A New Jersey judge in the Aredia/Zometa state court cases found that a Zometa plaintiff’s lawsuit had been dismissed, applying Virginia’s statute of limitations.
The case’s facts are, like many others in the Aredia/Zometa cases, sad. Plaintiff, a Virginia resident, developed osteonecrosis of the jaw after allegedly receiving infusions of Zometa.
Everyone agreed that Virginia’s substantive law applied.
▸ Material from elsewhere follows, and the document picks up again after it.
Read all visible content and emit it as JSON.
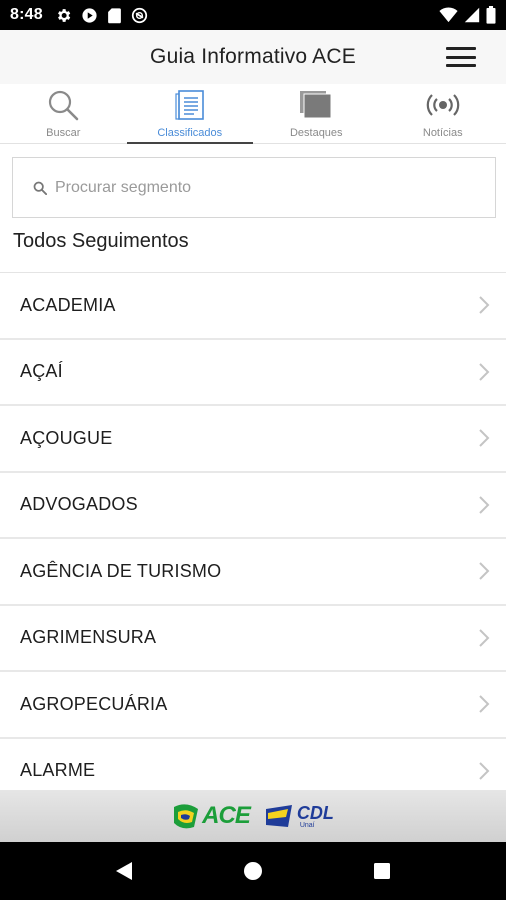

The court found that, if the substantive law of Virginia governs plaintiff’s damage claims, the defendant may assert applicable affirmative defenses under Virginia law.
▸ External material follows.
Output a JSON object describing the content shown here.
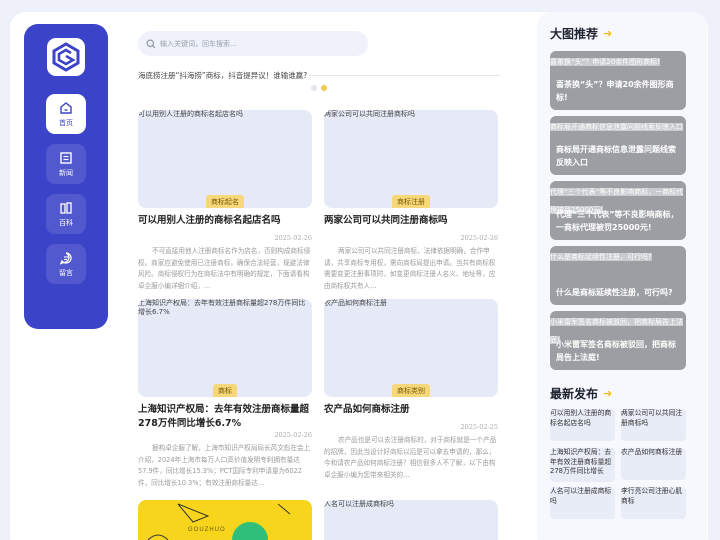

At no additional charge, the court threw in a brief lecture for plaintiffs:
Statutes of limitations are enacted to provide certainty for litigants and to prevent the litigation of stale claims. Judicial cherry picking whereby a litigant argues simultaneously in favor of two separate states’ period of limitations, as [plaintiff does] in this case, threatens to render statutes of limitations meaningless.
You can find the court’s opinion here.